I tried not to be impressed with this movie because to me the idea of making a live-action film that follows the original cartoon scene-for-scene seemed almost like a waste of time. I really tried, but I failed. At two hours and nine minutes, Beauty and the Beast is easily the longest of the new Disney live-action remakes, and it rivals Jungle Book as the best.
Yes you have seen the story before and you know how it ends, and yes you know the songs. But we all knew how Titanic was going to end, and yet it is considered one of the finest movies ever made. I am not sure Beauty and the Beast will reach any kind of iconic status, but knowing how it is going to end should not stop you from seeing it.
If you have not seen this movie yet, then take the time to see it while it is still on the biggest screens in the area. This is a perfect drive-in movie, from its visuals to the incredible sound production that goes along with it. This movie looks like it took decades to make because of all of the elaborate live-action scenes, but we get this movie now because of the technology we have available to movie makers. I am not normally a fan of remakes, but this one was well worth the time.
I guess we should get the politics out of the way, just in case anyone was wondering. I know that theaters in the south banned this movie because they didn't like one particular character they had heard about in advance. But I can guarantee you that the sexual orientation of one character was not the only problem narrow-minded people had with this movie. There is plenty here for the newly emboldened offended class to get up in arms about, but it is really their loss.

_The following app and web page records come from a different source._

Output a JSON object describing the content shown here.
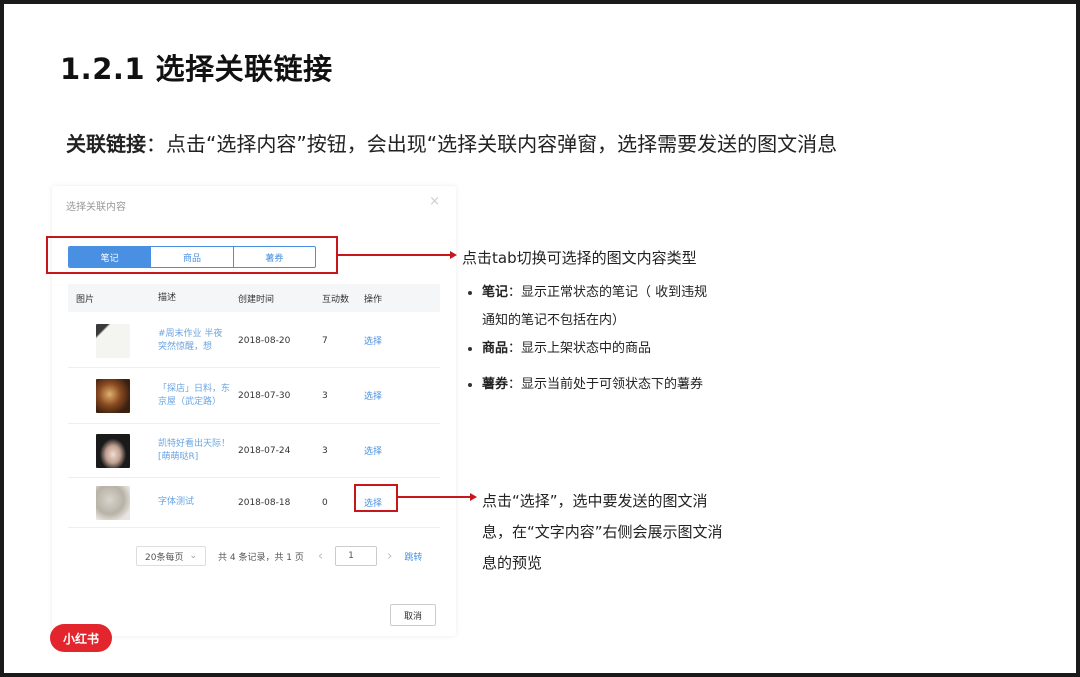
{
  "title": "1.2.1 选择关联链接",
  "intro": {
    "label": "关联链接",
    "colon": "：",
    "text": "点击“选择内容”按钮，会出现“选择关联内容弹窗，选择需要发送的图文消息"
  },
  "dialog": {
    "title": "选择关联内容",
    "close": "×",
    "tabs": [
      {
        "label": "笔记",
        "active": true
      },
      {
        "label": "商品",
        "active": false
      },
      {
        "label": "薯券",
        "active": false
      }
    ],
    "columns": [
      "图片",
      "描述",
      "创建时间",
      "互动数",
      "操作"
    ],
    "rows": [
      {
        "desc": "#周末作业 半夜突然惊醒，想",
        "date": "2018-08-20",
        "count": "7",
        "action": "选择"
      },
      {
        "desc": "「探店」日料，东京屋（武定路）",
        "date": "2018-07-30",
        "count": "3",
        "action": "选择"
      },
      {
        "desc": "凯特好看出天际！[萌萌哒R]",
        "date": "2018-07-24",
        "count": "3",
        "action": "选择"
      },
      {
        "desc": "字体测试",
        "date": "2018-08-18",
        "count": "0",
        "action": "选择"
      }
    ],
    "pager": {
      "page_size": "20条每页",
      "summary": "共 4 条记录，共 1 页",
      "prev": "‹",
      "page": "1",
      "next": "›",
      "jump": "跳转"
    },
    "cancel": "取消"
  },
  "annotation_tab": {
    "text": "点击tab切换可选择的图文内容类型",
    "bullets": [
      {
        "label": "笔记",
        "text": "：显示正常状态的笔记（ 收到违规",
        "cont": "通知的笔记不包括在内）"
      },
      {
        "label": "商品",
        "text": "：显示上架状态中的商品"
      },
      {
        "label": "薯券",
        "text": "：显示当前处于可领状态下的薯券"
      }
    ]
  },
  "annotation_select": {
    "lines": [
      "点击“选择”，选中要发送的图文消",
      "息，在“文字内容”右侧会展示图文消",
      "息的预览"
    ]
  },
  "logo": "小红书",
  "colors": {
    "accent": "#4a90e2",
    "highlight": "#c8161d",
    "brand": "#e3262e"
  }
}
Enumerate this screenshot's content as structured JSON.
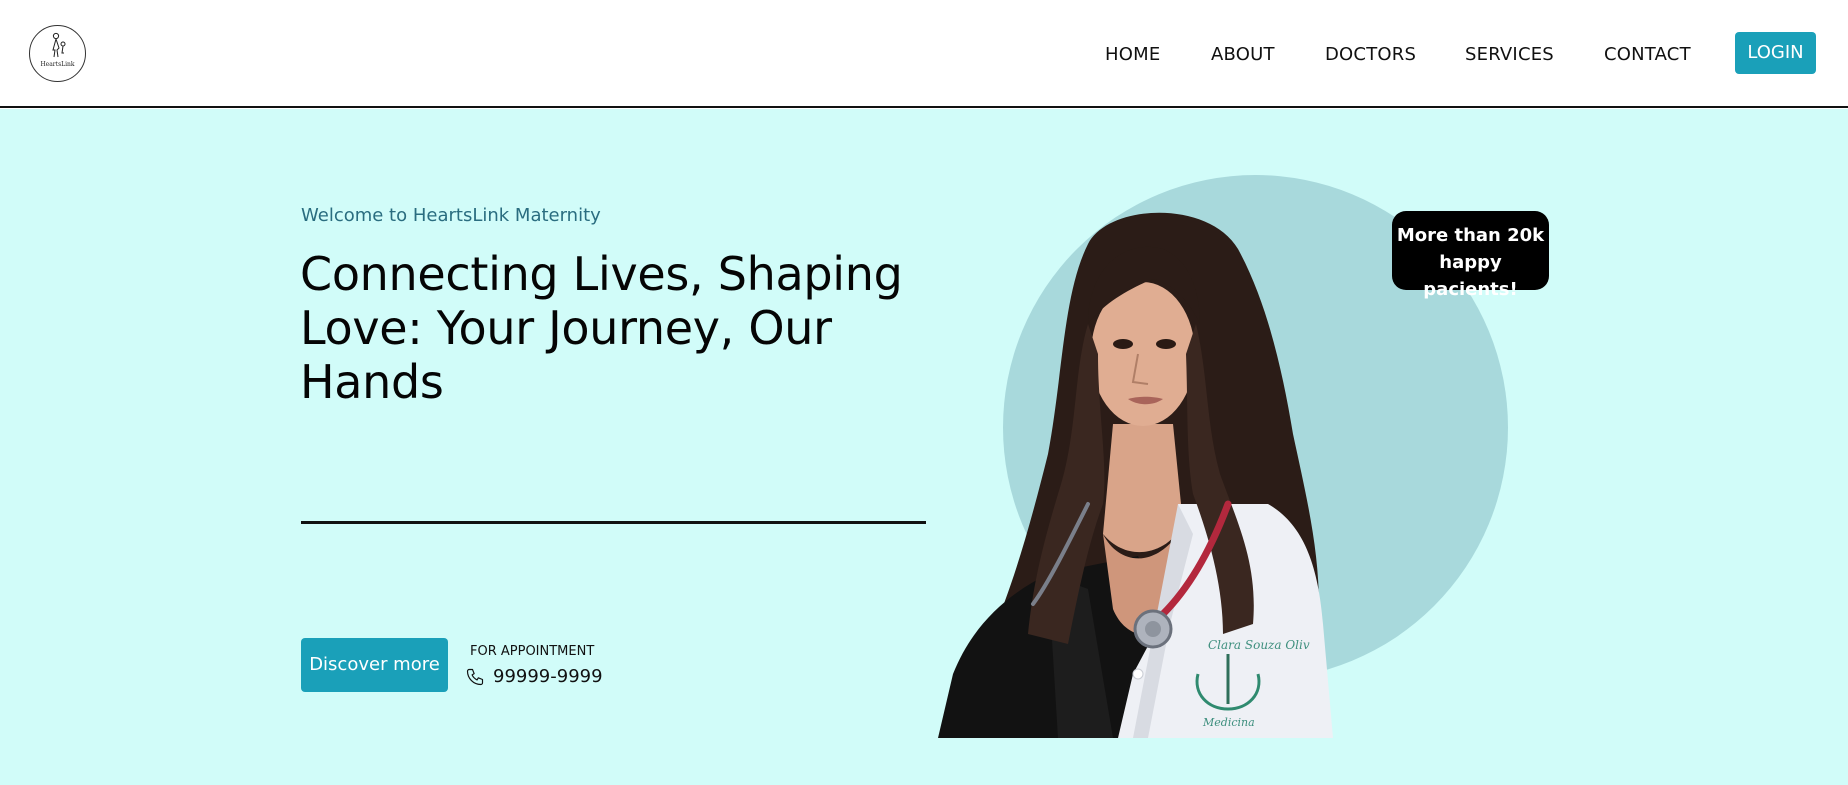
{
  "header": {
    "logo_text": "HeartsLink",
    "logo_icon": "mother-and-child-icon",
    "nav": [
      "HOME",
      "ABOUT",
      "DOCTORS",
      "SERVICES",
      "CONTACT"
    ],
    "login_label": "LOGIN"
  },
  "hero": {
    "welcome": "Welcome to HeartsLink Maternity",
    "heading": "Connecting Lives, Shaping Love: Your Journey, Our Hands",
    "discover_label": "Discover more",
    "appointment_label": "FOR APPOINTMENT",
    "phone_icon": "phone-icon",
    "phone": "99999-9999",
    "badge_line1": "More than 20k",
    "badge_line2": "happy pacients!",
    "coat_name": "Clara Souza Oliv",
    "coat_caption": "Medicina"
  },
  "colors": {
    "accent": "#1aa0b9",
    "hero_bg": "#d1fcf9",
    "circle": "#a8d9dc",
    "welcome": "#2a6d80",
    "badge_bg": "#000000"
  }
}
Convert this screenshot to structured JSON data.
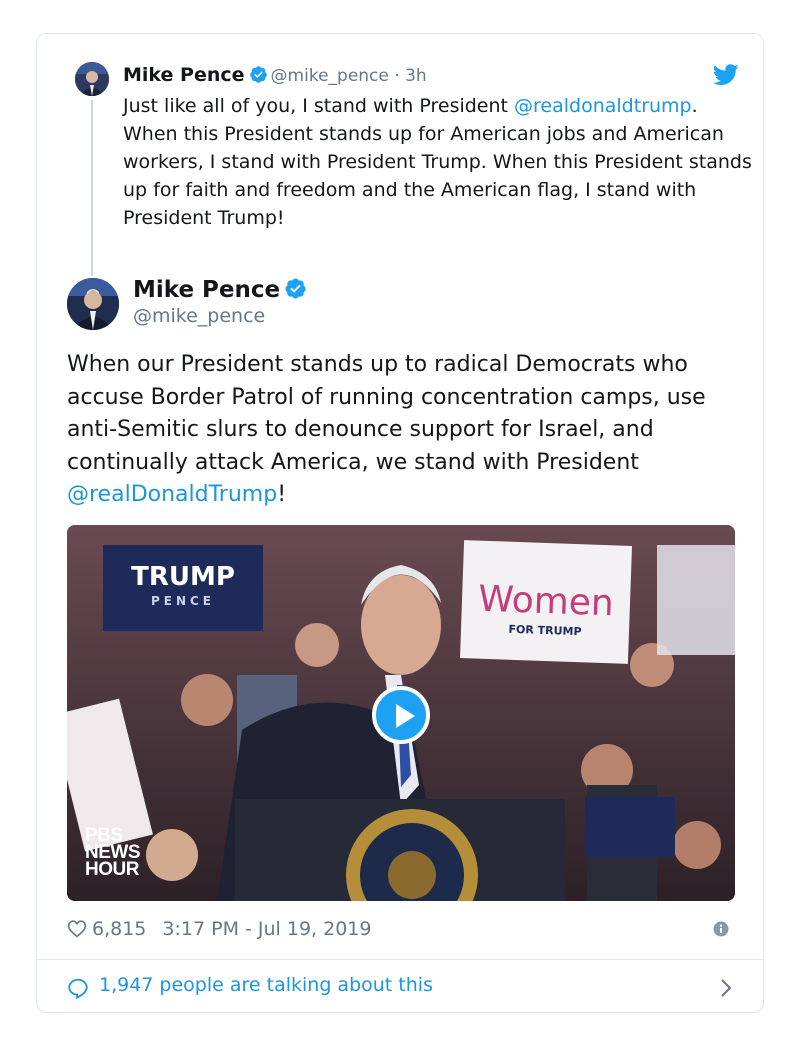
{
  "parent_tweet": {
    "name": "Mike Pence",
    "handle": "@mike_pence",
    "separator": "·",
    "time_ago": "3h",
    "text_before": "Just like all of you, I stand with President ",
    "mention": "@realdonaldtrump",
    "text_after": ". When this President stands up for American jobs and American workers, I stand with President Trump. When this President stands up for faith and freedom and the American flag, I stand with President Trump!"
  },
  "main_tweet": {
    "name": "Mike Pence",
    "handle": "@mike_pence",
    "text_before": "When our President stands up to radical Democrats who accuse Border Patrol of running concentration camps, use anti-Semitic slurs to denounce support for Israel, and continually attack America, we stand with President ",
    "mention": "@realDonaldTrump",
    "text_after": "!"
  },
  "media": {
    "credit_line1": "PBS",
    "credit_line2": "NEWS",
    "credit_line3": "HOUR",
    "sign_trump": "TRUMP",
    "sign_pence": "PENCE",
    "sign_women": "Women",
    "sign_for_trump": "FOR TRUMP"
  },
  "stats": {
    "likes": "6,815",
    "timestamp": "3:17 PM - Jul 19, 2019"
  },
  "conversation": {
    "label": "1,947 people are talking about this"
  },
  "icons": {
    "brand": "twitter-bird-icon",
    "verified": "verified-badge-icon",
    "like": "heart-icon",
    "info": "info-icon",
    "reply": "speech-bubble-icon",
    "open": "chevron-right-icon"
  },
  "colors": {
    "brand_blue": "#1da1f2",
    "link_blue": "#1b95e0",
    "text": "#14171a",
    "muted": "#657786",
    "border": "#e1e8ed"
  }
}
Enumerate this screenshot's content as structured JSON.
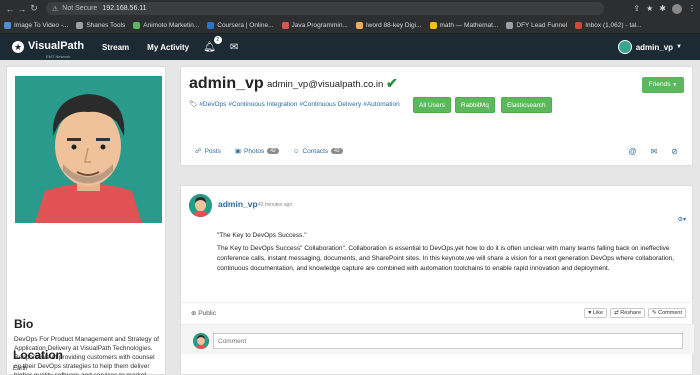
{
  "browser": {
    "security": "Not Secure",
    "url": "192.168.56.11",
    "bookmarks": [
      {
        "label": "Image To Video -...",
        "color": "#4a90d9"
      },
      {
        "label": "Shanes Tools",
        "color": "#9aa0a6"
      },
      {
        "label": "Animoto Marketin...",
        "color": "#5cb85c"
      },
      {
        "label": "Coursera | Online...",
        "color": "#2a73cc"
      },
      {
        "label": "Java Programmin...",
        "color": "#d9534f"
      },
      {
        "label": "Iword 88-key Digi...",
        "color": "#f0ad4e"
      },
      {
        "label": "math — Mathemat...",
        "color": "#f4c20d"
      },
      {
        "label": "DFY Lead Funnel",
        "color": "#9aa0a6"
      },
      {
        "label": "Inbox (1,062) - tal...",
        "color": "#d44638"
      }
    ]
  },
  "app_nav": {
    "logo": "VisualPath",
    "logo_sub": "EMT Network",
    "stream": "Stream",
    "activity": "My Activity",
    "notifications": "2",
    "user": "admin_vp"
  },
  "left": {
    "bio_title": "Bio",
    "bio_text": "DevOps For Product Management and Strategy of Application Delivery at VisualPath Technologies. Responsible of providing customers with counsel on their DevOps strategies to help them deliver higher quality software and services to market faster.",
    "location_title": "Location",
    "location_text": "Earth"
  },
  "header": {
    "name": "admin_vp",
    "email": "admin_vp@visualpath.co.in",
    "tags": [
      "#DevOps",
      "#Continuous Integration",
      "#Continuous Delivery",
      "#Automation"
    ],
    "tag_buttons": [
      "All Users",
      "RabbitMq",
      "Elasticsearch"
    ],
    "friends": "Friends",
    "tabs": [
      {
        "label": "Posts",
        "count": ""
      },
      {
        "label": "Photos",
        "count": "42"
      },
      {
        "label": "Contacts",
        "count": "42"
      }
    ]
  },
  "post": {
    "author": "admin_vp",
    "time": "42 minutes ago",
    "line1": "\"The Key to DevOps Success.\"",
    "body": "The Key to DevOps Success\" Collaboration\". Collaboration is essential to DevOps,yet how to do it is often unclear with many teams falling back on ineffective conference calls, instant messaging, documents, and SharePoint sites. In this keynote,we will share a vision for a next generation DevOps where collaboration, continuous documentation, and knowledge capture are combined with automation toolchains to enable rapid innovation and deployment.",
    "visibility": "Public",
    "like": "Like",
    "reshare": "Reshare",
    "comment": "Comment",
    "comment_placeholder": "Comment"
  }
}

Emma Watson is not exactly who I would have picked to be the live-action version of Belle. But her on-screen performance is definitely spot-on, and she brings an element to the movie that makes it much more enjoyable. I found it impossible to argue with any of the casting done with this film, and that is unusual for me. But to be honest, not one actor seemed out of place, even when they were voicing their enchanted characters.
The one aspect of Beauty and the Beast that took some getting used to was seeing the cartoon elements in a live-action format. The wolves are terrifying, and little people might not be able to handle that. The action is much more pronounced with live-action movies, and that makes this movie much more fast-paced than its animated predecessor. All in all, this is not the kind and gentle cartoon version of the movie that we are used to. Live-action has a way of making everything more intense, and that does make for some gritty scenes throughout the movie.
Disney added a few characters here and there, put some new lyrics into familiar songs, and added songs that we had not heard before. I got the impression throughout this movie that the 1991 animated version was more incomplete than I had originally thought. The songs, and even lyrics to familiar songs, seem like they were written for the 1991 movie and left out. It is either that, or the artists who wrote the new material were able to expertly capture the mood of the original music and mix their new creations to stand side-by-side with the songs everyone already knows. Either way, as a complete piece, the music in this movie works in every way.
I wanted to dislike this movie. I wanted to say that "I told you making this a live-action film was a waste of time and money." But my preconceived notions about this film were wrong. This is a wonderful family movie (that does require a little bit of editing by parents at times) that is made for the big screen. Go see it, and be sure to go see it at the drive-in.
Rating: 3 1/2 out of 5
George N Root III is a movie fanatic who learns something new with every movie. Follow him on Twitter @georgenroot3, or send him a message at firstname.lastname@example.org.